Go through the data below and copy each line that includes "badge".

Excerpts from an interface dataset —
- - - -
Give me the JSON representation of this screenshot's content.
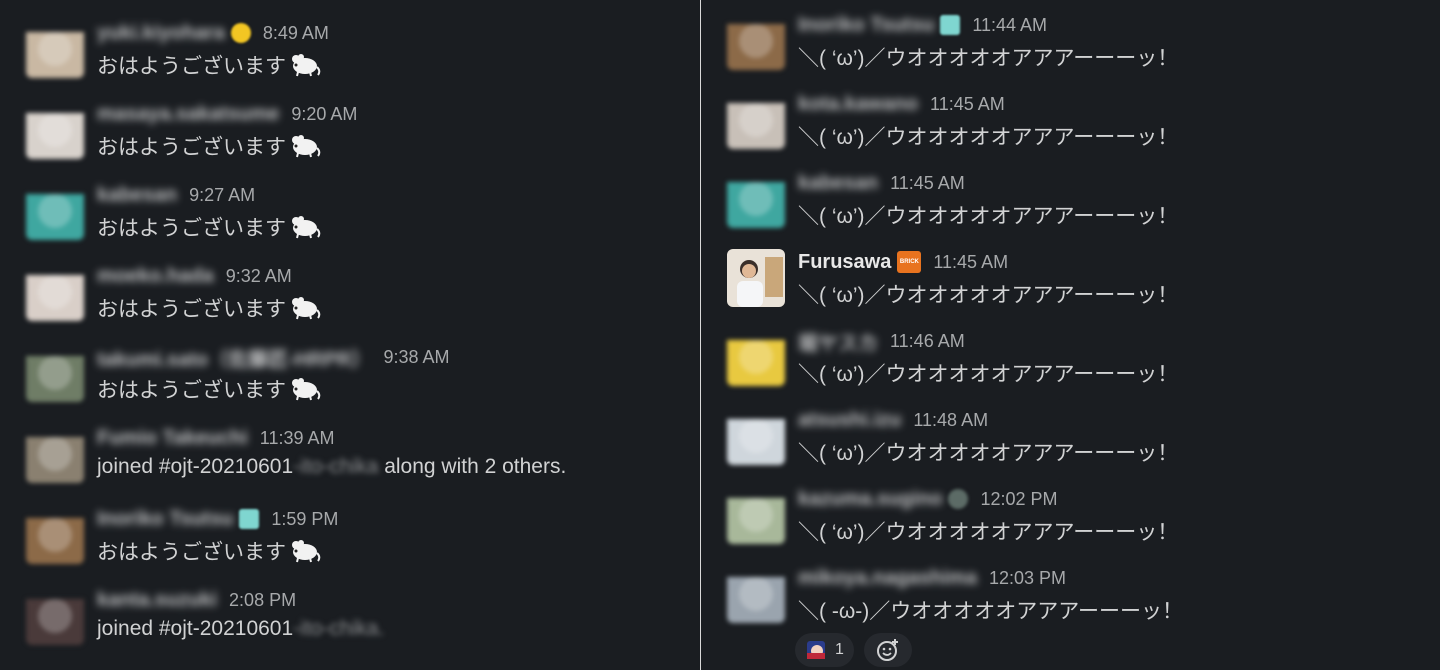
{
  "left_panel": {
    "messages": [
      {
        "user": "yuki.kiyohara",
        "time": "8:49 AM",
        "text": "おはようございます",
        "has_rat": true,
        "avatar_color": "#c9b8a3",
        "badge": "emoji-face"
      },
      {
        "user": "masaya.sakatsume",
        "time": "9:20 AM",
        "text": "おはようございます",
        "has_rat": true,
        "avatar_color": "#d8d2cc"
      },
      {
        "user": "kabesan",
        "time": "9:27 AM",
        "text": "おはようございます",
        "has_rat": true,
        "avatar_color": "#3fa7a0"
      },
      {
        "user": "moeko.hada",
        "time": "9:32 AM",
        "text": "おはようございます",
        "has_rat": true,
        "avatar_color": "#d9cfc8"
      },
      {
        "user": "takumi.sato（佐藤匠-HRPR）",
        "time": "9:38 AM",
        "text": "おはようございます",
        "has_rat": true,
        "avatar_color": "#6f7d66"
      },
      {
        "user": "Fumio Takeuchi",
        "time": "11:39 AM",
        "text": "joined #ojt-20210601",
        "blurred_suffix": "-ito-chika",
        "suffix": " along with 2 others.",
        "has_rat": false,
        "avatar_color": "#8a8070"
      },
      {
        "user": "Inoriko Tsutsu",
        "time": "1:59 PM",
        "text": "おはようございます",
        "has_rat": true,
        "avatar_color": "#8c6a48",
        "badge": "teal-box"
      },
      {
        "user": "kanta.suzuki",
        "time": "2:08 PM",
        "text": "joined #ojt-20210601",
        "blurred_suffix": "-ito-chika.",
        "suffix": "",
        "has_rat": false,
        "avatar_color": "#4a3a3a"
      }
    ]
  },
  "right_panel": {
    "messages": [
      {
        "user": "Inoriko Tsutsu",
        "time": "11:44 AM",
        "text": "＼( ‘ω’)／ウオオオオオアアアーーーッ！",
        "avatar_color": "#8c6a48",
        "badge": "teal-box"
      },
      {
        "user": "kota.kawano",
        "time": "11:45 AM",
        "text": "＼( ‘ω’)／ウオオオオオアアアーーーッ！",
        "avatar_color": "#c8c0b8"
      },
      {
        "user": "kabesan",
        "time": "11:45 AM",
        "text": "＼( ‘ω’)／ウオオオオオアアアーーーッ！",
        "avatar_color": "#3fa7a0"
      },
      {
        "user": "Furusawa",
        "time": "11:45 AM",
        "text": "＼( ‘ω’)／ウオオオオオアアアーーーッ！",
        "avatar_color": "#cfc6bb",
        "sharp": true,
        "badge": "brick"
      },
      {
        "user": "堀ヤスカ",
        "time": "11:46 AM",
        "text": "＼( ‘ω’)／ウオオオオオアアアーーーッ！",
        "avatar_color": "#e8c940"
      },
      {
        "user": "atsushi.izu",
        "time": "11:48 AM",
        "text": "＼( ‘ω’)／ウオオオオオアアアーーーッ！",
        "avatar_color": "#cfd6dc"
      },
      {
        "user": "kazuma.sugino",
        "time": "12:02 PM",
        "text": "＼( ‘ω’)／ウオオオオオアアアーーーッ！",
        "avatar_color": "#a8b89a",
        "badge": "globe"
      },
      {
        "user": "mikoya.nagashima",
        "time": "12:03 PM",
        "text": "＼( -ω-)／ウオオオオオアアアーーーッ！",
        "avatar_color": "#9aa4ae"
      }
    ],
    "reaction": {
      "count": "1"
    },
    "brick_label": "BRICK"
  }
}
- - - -
Response —
        "badge": "emoji-face"
        "badge": "teal-box"
        "badge": "teal-box"
        "badge": "brick"
        "badge": "globe"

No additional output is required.